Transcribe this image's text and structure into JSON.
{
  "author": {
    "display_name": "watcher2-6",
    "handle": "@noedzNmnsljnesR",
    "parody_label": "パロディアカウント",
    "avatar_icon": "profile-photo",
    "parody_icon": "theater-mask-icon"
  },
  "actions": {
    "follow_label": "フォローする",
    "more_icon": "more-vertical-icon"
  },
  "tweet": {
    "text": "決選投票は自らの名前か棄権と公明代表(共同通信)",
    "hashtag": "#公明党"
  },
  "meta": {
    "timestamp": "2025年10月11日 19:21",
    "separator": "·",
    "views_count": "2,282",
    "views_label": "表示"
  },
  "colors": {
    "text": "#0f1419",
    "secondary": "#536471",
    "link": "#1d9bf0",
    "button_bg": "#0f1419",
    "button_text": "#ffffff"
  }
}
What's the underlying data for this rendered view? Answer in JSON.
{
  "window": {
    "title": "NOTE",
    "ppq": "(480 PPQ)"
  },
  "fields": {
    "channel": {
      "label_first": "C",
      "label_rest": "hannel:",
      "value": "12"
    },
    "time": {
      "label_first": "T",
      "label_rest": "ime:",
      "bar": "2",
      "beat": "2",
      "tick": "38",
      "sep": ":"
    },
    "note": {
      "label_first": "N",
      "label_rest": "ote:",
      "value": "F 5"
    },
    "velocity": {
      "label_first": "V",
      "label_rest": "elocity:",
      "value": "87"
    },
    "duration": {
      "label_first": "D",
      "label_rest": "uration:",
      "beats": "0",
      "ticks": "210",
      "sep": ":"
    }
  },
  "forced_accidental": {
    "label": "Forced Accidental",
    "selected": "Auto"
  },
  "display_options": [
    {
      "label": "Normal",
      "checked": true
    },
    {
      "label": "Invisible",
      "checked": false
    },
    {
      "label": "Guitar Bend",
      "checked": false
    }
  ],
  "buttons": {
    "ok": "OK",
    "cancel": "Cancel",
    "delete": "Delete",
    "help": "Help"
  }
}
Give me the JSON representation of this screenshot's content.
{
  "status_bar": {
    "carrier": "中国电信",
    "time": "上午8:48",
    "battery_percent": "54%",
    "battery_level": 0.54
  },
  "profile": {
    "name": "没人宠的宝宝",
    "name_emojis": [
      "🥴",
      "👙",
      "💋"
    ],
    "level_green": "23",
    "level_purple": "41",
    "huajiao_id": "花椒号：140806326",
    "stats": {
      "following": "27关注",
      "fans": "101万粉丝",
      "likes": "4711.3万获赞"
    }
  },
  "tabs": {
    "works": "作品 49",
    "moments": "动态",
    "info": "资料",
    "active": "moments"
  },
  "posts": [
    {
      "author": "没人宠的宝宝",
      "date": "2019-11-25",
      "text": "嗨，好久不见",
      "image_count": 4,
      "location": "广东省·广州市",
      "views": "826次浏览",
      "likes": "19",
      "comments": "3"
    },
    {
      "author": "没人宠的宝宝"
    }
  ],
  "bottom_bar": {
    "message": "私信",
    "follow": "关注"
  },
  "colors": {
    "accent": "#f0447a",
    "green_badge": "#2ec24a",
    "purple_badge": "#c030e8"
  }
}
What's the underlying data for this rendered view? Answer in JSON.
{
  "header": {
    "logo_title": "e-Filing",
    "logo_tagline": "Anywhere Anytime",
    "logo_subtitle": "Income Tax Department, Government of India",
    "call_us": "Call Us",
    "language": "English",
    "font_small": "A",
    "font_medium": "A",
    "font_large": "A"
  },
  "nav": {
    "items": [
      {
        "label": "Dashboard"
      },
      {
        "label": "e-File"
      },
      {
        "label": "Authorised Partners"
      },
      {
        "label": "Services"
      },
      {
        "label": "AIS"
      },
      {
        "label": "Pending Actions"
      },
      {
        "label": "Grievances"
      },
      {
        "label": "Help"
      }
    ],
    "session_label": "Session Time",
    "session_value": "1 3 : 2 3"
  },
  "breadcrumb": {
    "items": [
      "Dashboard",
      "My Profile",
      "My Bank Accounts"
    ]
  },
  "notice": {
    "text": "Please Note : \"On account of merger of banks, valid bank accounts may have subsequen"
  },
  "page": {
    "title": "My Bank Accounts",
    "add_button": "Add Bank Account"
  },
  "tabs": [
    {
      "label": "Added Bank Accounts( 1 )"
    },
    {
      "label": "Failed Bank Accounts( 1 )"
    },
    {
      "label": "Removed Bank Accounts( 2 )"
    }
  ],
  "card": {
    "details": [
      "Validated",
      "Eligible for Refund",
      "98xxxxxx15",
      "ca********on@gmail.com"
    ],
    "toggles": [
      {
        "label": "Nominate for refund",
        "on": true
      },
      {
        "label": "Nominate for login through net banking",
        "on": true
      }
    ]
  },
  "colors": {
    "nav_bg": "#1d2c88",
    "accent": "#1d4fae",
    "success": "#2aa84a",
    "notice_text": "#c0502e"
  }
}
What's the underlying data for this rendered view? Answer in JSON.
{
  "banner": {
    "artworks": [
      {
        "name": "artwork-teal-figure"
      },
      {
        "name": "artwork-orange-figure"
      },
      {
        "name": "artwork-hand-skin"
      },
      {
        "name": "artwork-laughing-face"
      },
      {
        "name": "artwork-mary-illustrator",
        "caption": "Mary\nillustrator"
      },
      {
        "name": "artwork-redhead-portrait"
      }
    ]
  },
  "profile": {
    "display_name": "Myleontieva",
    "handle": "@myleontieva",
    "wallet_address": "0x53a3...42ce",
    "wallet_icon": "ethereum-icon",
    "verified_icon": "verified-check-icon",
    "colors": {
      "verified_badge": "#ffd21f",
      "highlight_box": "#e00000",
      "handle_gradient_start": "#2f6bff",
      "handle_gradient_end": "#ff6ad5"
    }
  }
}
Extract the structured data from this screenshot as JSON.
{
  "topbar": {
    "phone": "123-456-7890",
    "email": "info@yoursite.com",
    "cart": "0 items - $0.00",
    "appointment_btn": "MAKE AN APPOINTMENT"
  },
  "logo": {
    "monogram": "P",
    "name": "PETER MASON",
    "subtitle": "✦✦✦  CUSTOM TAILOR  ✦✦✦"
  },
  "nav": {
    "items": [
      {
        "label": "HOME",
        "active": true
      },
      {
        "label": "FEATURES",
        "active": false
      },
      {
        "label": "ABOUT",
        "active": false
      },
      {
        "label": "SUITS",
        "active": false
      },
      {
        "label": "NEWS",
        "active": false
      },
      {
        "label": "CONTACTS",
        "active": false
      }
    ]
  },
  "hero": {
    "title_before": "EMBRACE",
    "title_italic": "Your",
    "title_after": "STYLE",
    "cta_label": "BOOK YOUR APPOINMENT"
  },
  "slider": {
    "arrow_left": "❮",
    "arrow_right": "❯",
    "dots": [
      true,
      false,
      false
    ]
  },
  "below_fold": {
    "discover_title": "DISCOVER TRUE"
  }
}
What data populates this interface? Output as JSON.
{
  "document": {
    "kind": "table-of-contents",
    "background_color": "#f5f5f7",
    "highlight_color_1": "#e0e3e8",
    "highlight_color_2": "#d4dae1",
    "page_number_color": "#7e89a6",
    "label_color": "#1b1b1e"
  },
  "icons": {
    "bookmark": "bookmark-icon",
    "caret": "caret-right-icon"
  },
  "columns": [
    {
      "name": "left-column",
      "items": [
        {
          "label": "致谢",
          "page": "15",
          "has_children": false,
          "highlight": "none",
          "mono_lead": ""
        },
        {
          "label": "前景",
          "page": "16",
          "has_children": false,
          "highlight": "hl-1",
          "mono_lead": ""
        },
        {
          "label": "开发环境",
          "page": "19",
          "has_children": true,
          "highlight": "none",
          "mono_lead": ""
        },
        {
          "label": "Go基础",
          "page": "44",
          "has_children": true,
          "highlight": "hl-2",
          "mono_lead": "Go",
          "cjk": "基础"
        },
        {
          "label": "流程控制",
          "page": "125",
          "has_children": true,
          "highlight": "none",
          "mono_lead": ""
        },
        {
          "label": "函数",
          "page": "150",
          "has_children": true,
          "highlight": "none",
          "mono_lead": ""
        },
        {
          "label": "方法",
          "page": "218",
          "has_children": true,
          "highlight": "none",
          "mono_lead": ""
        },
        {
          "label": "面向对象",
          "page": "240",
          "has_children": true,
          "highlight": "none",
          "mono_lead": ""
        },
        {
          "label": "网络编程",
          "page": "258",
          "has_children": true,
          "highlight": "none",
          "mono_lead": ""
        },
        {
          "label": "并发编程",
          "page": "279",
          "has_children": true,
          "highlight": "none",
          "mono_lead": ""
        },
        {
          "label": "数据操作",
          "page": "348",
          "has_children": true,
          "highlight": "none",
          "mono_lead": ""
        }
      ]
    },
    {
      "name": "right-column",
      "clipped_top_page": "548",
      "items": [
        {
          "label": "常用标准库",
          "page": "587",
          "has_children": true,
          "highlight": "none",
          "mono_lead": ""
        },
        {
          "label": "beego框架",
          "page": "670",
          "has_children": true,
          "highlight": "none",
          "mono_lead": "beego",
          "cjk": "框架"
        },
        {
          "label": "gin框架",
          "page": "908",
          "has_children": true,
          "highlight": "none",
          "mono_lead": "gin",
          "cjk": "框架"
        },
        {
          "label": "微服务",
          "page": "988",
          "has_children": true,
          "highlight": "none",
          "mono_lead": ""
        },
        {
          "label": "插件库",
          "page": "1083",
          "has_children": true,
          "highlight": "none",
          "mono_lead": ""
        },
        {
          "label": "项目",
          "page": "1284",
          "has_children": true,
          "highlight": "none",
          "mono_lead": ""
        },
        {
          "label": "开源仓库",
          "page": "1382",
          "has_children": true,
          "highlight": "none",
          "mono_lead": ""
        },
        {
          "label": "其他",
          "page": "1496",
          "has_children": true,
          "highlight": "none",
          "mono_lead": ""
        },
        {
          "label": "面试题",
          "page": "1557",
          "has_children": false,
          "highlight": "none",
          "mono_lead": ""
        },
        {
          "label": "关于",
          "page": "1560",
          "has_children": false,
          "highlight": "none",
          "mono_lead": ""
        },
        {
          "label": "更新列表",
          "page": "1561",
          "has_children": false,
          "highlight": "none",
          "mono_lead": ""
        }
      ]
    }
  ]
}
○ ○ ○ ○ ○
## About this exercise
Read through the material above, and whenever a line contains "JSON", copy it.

## Problem solution
Transcribe this image's text and structure into JSON.
What's the underlying data for this rendered view? Answer in JSON.
Give me the JSON representation of this screenshot's content.
What's the underlying data for this rendered view? Answer in JSON.
What's the underlying data for this rendered view? Answer in JSON.
Extract the structured data from this screenshot as JSON.
What data populates this interface? Output as JSON.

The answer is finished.